ASSIGNMENT: Copy out every line of the data that has the word "will" somewhere in it.

RECORDS TO USE:
# # # #
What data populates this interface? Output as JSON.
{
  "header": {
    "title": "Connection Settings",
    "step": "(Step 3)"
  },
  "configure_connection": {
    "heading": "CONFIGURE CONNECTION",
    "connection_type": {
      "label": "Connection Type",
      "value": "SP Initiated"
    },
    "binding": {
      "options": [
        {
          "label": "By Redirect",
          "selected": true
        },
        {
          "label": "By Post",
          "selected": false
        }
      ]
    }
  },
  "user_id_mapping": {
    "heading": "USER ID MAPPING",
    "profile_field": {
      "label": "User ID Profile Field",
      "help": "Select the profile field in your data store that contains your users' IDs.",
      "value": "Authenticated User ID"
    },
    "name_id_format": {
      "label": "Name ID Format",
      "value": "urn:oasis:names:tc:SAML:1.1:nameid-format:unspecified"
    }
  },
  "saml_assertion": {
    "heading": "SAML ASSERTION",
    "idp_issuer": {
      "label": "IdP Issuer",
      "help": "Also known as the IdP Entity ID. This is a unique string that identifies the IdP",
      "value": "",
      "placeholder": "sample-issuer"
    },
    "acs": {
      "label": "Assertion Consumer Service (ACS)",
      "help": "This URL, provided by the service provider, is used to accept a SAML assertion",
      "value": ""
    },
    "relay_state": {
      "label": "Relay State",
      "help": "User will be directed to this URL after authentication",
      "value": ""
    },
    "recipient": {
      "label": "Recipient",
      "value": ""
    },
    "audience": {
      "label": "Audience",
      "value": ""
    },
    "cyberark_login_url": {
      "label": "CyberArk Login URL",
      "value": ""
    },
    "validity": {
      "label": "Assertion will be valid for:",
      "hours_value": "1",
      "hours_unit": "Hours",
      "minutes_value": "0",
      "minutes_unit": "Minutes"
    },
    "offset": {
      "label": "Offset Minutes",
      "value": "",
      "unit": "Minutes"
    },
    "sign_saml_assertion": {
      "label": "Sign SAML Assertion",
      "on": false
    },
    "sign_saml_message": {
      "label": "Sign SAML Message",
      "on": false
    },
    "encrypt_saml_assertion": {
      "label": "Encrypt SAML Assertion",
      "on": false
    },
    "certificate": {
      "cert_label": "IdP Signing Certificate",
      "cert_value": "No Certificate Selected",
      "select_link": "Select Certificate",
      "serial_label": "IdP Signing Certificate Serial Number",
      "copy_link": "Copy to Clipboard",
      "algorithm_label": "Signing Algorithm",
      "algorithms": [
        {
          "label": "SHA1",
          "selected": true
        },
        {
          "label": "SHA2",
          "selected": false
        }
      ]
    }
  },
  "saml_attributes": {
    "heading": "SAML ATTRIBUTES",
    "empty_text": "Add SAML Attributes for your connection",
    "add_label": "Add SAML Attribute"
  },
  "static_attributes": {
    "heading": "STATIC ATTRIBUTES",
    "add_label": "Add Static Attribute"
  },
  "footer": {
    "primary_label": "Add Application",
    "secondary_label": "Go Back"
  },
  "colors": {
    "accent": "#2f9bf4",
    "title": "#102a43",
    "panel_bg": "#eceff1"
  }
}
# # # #
WRITTEN RESPONSE:
      "help": "User will be directed to this URL after authentication",
      "label": "Assertion will be valid for:",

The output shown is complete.